Although the Flyers were anything but a Cinderella team that particular year, the prospects of knocking St. John's from their throne was an vision that not many outside of coach Tim Goodwin's locker room even dreamed possible. At 12-1, the Flyers marched into the Division VI state semi-final game with underdog stamped all over them. They were headlined by the dynamic tandem of quarterback Mitch Knapke and wide receiver B.J. Wolters, who played pitch-and-catch for 24 touchdowns in 12 games.
The overflowing crowd at Donnell Stadium curiously gazed on as the Flyers took the contest's opening possession and methodically powered their way 79 yards in 13 plays before running back Greg Schulte bulled into the end zone from one yard out. St. John's countered with 13 straight points, but just before halftime Marion Local's kicker Bart Heckman pulled his team to within three points at 13-10 with a 22-yard field goal.

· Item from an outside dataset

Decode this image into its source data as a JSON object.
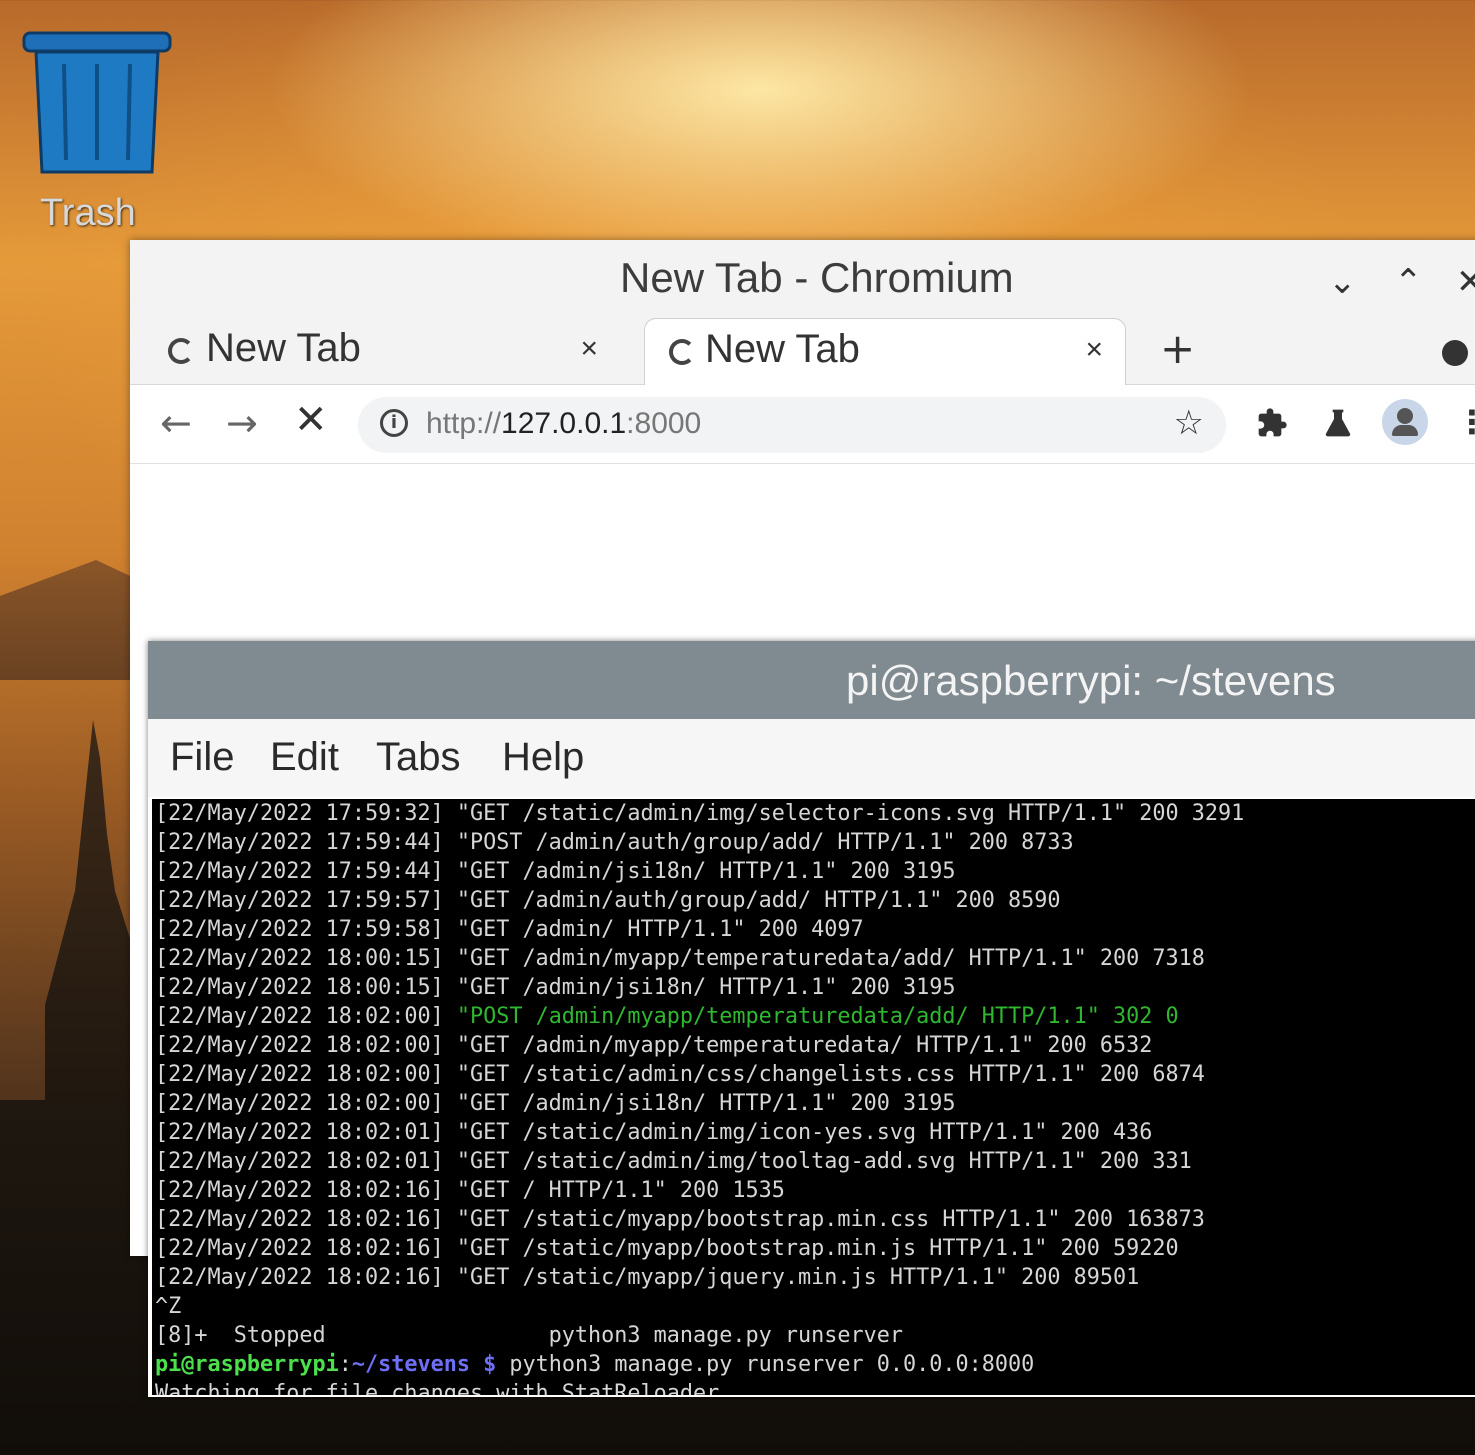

"It is weird because so long after the fact, I can still remember even the smallest details of my high school career all the way back to when I was a freshman," explained Weber who finished the game with 199 yards. "That game was really a complete blur though. I do remember at halftime that it was a close game and I had a really strange feeling - something just didn't feel right."
Three minutes into the third period, and just as optimism seared throughout the Flyer sidelines, St. John's interjected with a touch of reality when they widened their lead to 20-10 following an 18-yard touchdown pass by quarterback Craig Hershey. The Flyers rallied back to within three though, following Ryan Fleck's one-yard touchdown run with just under three minutes to play in the third quarter.
"No matter how many we got down in that game, I don't ever remember there being a sense of panic," commented Wolters, who tallied three catches for 57 yards in the battle. "I remember watching film the next week and when we trailed by ten, Coach Goodwin stopped the film and pointed out how 95 percent of teams in that same situation against St. John's would have packed it in. Honestly, that never even entered our minds at that point."
Midway through the last stanza, the Flyers retained possession, and the dramatics calmly fell into place. With the pigskin resting near midfield, Knapke secured the snap and tucked the ball into Schulte's mid-section, who in turn handed the ball to Wolters as he raced by. The puzzled Blue Jay defense bit on what they thought was a reverse just as Wolters applied the brakes and heaved his pass toward a wide-open Kevin Thobe, who hauled it in before turning and racing 57-yards for the go-ahead score.
"That ball seemed to hang up there forever," laughed Thobe, who finished the contest with three catches for 91 yards. "It was just sort of wobbling toward me, and I was picturing myself catching it and making the big play afterward. Thankfully, that's how it turned out."
The Flyers forced St. John's to punt a few moments later and smelling blood, they retained possession at their own ten-yard line. Knapke orchestrated an 80-yard drive, before it sputtered at the St. John's ten after a fumble. With just under two minutes to play, the gasping Blue Jays were giving a final opportunity. Needing nothing less than a touchdown, they managed to move as close as the 22-yard line before time ran out, and the Flyers deliriously rushed the field.
"I really don't remember whether we had run that play before or not," explained Goodwin. "Running a trick play like that is literally rolling the dice - sometimes it works out great, and sometimes it just sort of blows up in your face."